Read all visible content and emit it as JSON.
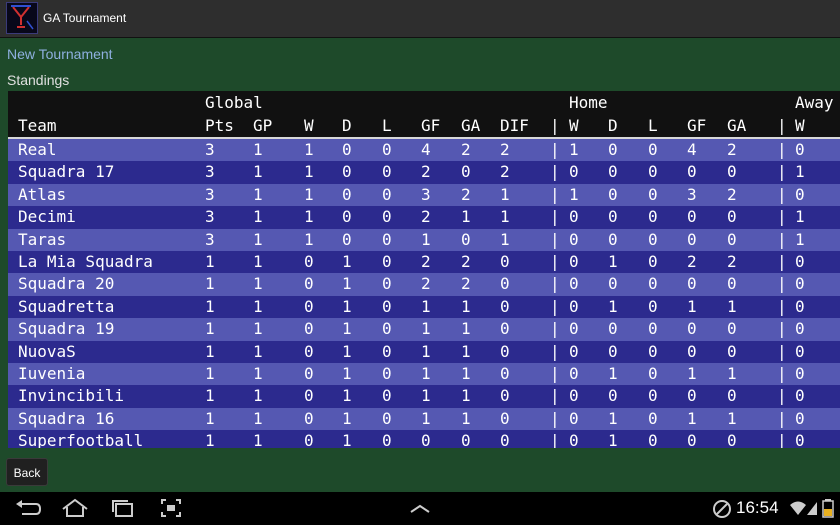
{
  "app": {
    "title": "GA Tournament",
    "icon": "trophy-logo-icon"
  },
  "actions": {
    "new_tournament": "New Tournament",
    "back": "Back"
  },
  "standings_label": "Standings",
  "table": {
    "groups": {
      "global": "Global",
      "home": "Home",
      "away": "Away"
    },
    "headers": [
      "Team",
      "Pts",
      "GP",
      "W",
      "D",
      "L",
      "GF",
      "GA",
      "DIF",
      "|",
      "W",
      "D",
      "L",
      "GF",
      "GA",
      "|",
      "W"
    ],
    "rows": [
      [
        "Real",
        "3",
        "1",
        "1",
        "0",
        "0",
        "4",
        "2",
        "2",
        "|",
        "1",
        "0",
        "0",
        "4",
        "2",
        "|",
        "0"
      ],
      [
        "Squadra 17",
        "3",
        "1",
        "1",
        "0",
        "0",
        "2",
        "0",
        "2",
        "|",
        "0",
        "0",
        "0",
        "0",
        "0",
        "|",
        "1"
      ],
      [
        "Atlas",
        "3",
        "1",
        "1",
        "0",
        "0",
        "3",
        "2",
        "1",
        "|",
        "1",
        "0",
        "0",
        "3",
        "2",
        "|",
        "0"
      ],
      [
        "Decimi",
        "3",
        "1",
        "1",
        "0",
        "0",
        "2",
        "1",
        "1",
        "|",
        "0",
        "0",
        "0",
        "0",
        "0",
        "|",
        "1"
      ],
      [
        "Taras",
        "3",
        "1",
        "1",
        "0",
        "0",
        "1",
        "0",
        "1",
        "|",
        "0",
        "0",
        "0",
        "0",
        "0",
        "|",
        "1"
      ],
      [
        "La Mia Squadra",
        "1",
        "1",
        "0",
        "1",
        "0",
        "2",
        "2",
        "0",
        "|",
        "0",
        "1",
        "0",
        "2",
        "2",
        "|",
        "0"
      ],
      [
        "Squadra 20",
        "1",
        "1",
        "0",
        "1",
        "0",
        "2",
        "2",
        "0",
        "|",
        "0",
        "0",
        "0",
        "0",
        "0",
        "|",
        "0"
      ],
      [
        "Squadretta",
        "1",
        "1",
        "0",
        "1",
        "0",
        "1",
        "1",
        "0",
        "|",
        "0",
        "1",
        "0",
        "1",
        "1",
        "|",
        "0"
      ],
      [
        "Squadra 19",
        "1",
        "1",
        "0",
        "1",
        "0",
        "1",
        "1",
        "0",
        "|",
        "0",
        "0",
        "0",
        "0",
        "0",
        "|",
        "0"
      ],
      [
        "NuovaS",
        "1",
        "1",
        "0",
        "1",
        "0",
        "1",
        "1",
        "0",
        "|",
        "0",
        "0",
        "0",
        "0",
        "0",
        "|",
        "0"
      ],
      [
        "Iuvenia",
        "1",
        "1",
        "0",
        "1",
        "0",
        "1",
        "1",
        "0",
        "|",
        "0",
        "1",
        "0",
        "1",
        "1",
        "|",
        "0"
      ],
      [
        "Invincibili",
        "1",
        "1",
        "0",
        "1",
        "0",
        "1",
        "1",
        "0",
        "|",
        "0",
        "0",
        "0",
        "0",
        "0",
        "|",
        "0"
      ],
      [
        "Squadra 16",
        "1",
        "1",
        "0",
        "1",
        "0",
        "1",
        "1",
        "0",
        "|",
        "0",
        "1",
        "0",
        "1",
        "1",
        "|",
        "0"
      ],
      [
        "Superfootball",
        "1",
        "1",
        "0",
        "1",
        "0",
        "0",
        "0",
        "0",
        "|",
        "0",
        "1",
        "0",
        "0",
        "0",
        "|",
        "0"
      ]
    ]
  },
  "status": {
    "time": "16:54"
  },
  "nav": {
    "icons": [
      "back-arrow-icon",
      "home-icon",
      "recent-apps-icon",
      "screenshot-icon",
      "chevron-up-icon"
    ]
  },
  "colors": {
    "background": "#1e4a2a",
    "row_odd": "#5558b2",
    "row_even": "#2c2a8e",
    "link": "#8fb0e0"
  }
}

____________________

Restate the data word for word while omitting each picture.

Read all visible content and emit it as JSON.
{
  "app": {
    "title": "GA Tournament",
    "icon": "trophy-logo-icon"
  },
  "actions": {
    "new_tournament": "New Tournament",
    "back": "Back"
  },
  "standings_label": "Standings",
  "table": {
    "groups": {
      "global": "Global",
      "home": "Home",
      "away": "Away"
    },
    "headers": [
      "Team",
      "Pts",
      "GP",
      "W",
      "D",
      "L",
      "GF",
      "GA",
      "DIF",
      "|",
      "W",
      "D",
      "L",
      "GF",
      "GA",
      "|",
      "W"
    ],
    "rows": [
      [
        "Real",
        "3",
        "1",
        "1",
        "0",
        "0",
        "4",
        "2",
        "2",
        "|",
        "1",
        "0",
        "0",
        "4",
        "2",
        "|",
        "0"
      ],
      [
        "Squadra 17",
        "3",
        "1",
        "1",
        "0",
        "0",
        "2",
        "0",
        "2",
        "|",
        "0",
        "0",
        "0",
        "0",
        "0",
        "|",
        "1"
      ],
      [
        "Atlas",
        "3",
        "1",
        "1",
        "0",
        "0",
        "3",
        "2",
        "1",
        "|",
        "1",
        "0",
        "0",
        "3",
        "2",
        "|",
        "0"
      ],
      [
        "Decimi",
        "3",
        "1",
        "1",
        "0",
        "0",
        "2",
        "1",
        "1",
        "|",
        "0",
        "0",
        "0",
        "0",
        "0",
        "|",
        "1"
      ],
      [
        "Taras",
        "3",
        "1",
        "1",
        "0",
        "0",
        "1",
        "0",
        "1",
        "|",
        "0",
        "0",
        "0",
        "0",
        "0",
        "|",
        "1"
      ],
      [
        "La Mia Squadra",
        "1",
        "1",
        "0",
        "1",
        "0",
        "2",
        "2",
        "0",
        "|",
        "0",
        "1",
        "0",
        "2",
        "2",
        "|",
        "0"
      ],
      [
        "Squadra 20",
        "1",
        "1",
        "0",
        "1",
        "0",
        "2",
        "2",
        "0",
        "|",
        "0",
        "0",
        "0",
        "0",
        "0",
        "|",
        "0"
      ],
      [
        "Squadretta",
        "1",
        "1",
        "0",
        "1",
        "0",
        "1",
        "1",
        "0",
        "|",
        "0",
        "1",
        "0",
        "1",
        "1",
        "|",
        "0"
      ],
      [
        "Squadra 19",
        "1",
        "1",
        "0",
        "1",
        "0",
        "1",
        "1",
        "0",
        "|",
        "0",
        "0",
        "0",
        "0",
        "0",
        "|",
        "0"
      ],
      [
        "NuovaS",
        "1",
        "1",
        "0",
        "1",
        "0",
        "1",
        "1",
        "0",
        "|",
        "0",
        "0",
        "0",
        "0",
        "0",
        "|",
        "0"
      ],
      [
        "Iuvenia",
        "1",
        "1",
        "0",
        "1",
        "0",
        "1",
        "1",
        "0",
        "|",
        "0",
        "1",
        "0",
        "1",
        "1",
        "|",
        "0"
      ],
      [
        "Invincibili",
        "1",
        "1",
        "0",
        "1",
        "0",
        "1",
        "1",
        "0",
        "|",
        "0",
        "0",
        "0",
        "0",
        "0",
        "|",
        "0"
      ],
      [
        "Squadra 16",
        "1",
        "1",
        "0",
        "1",
        "0",
        "1",
        "1",
        "0",
        "|",
        "0",
        "1",
        "0",
        "1",
        "1",
        "|",
        "0"
      ],
      [
        "Superfootball",
        "1",
        "1",
        "0",
        "1",
        "0",
        "0",
        "0",
        "0",
        "|",
        "0",
        "1",
        "0",
        "0",
        "0",
        "|",
        "0"
      ]
    ]
  },
  "status": {
    "time": "16:54"
  },
  "nav": {
    "icons": [
      "back-arrow-icon",
      "home-icon",
      "recent-apps-icon",
      "screenshot-icon",
      "chevron-up-icon"
    ]
  },
  "colors": {
    "background": "#1e4a2a",
    "row_odd": "#5558b2",
    "row_even": "#2c2a8e",
    "link": "#8fb0e0"
  }
}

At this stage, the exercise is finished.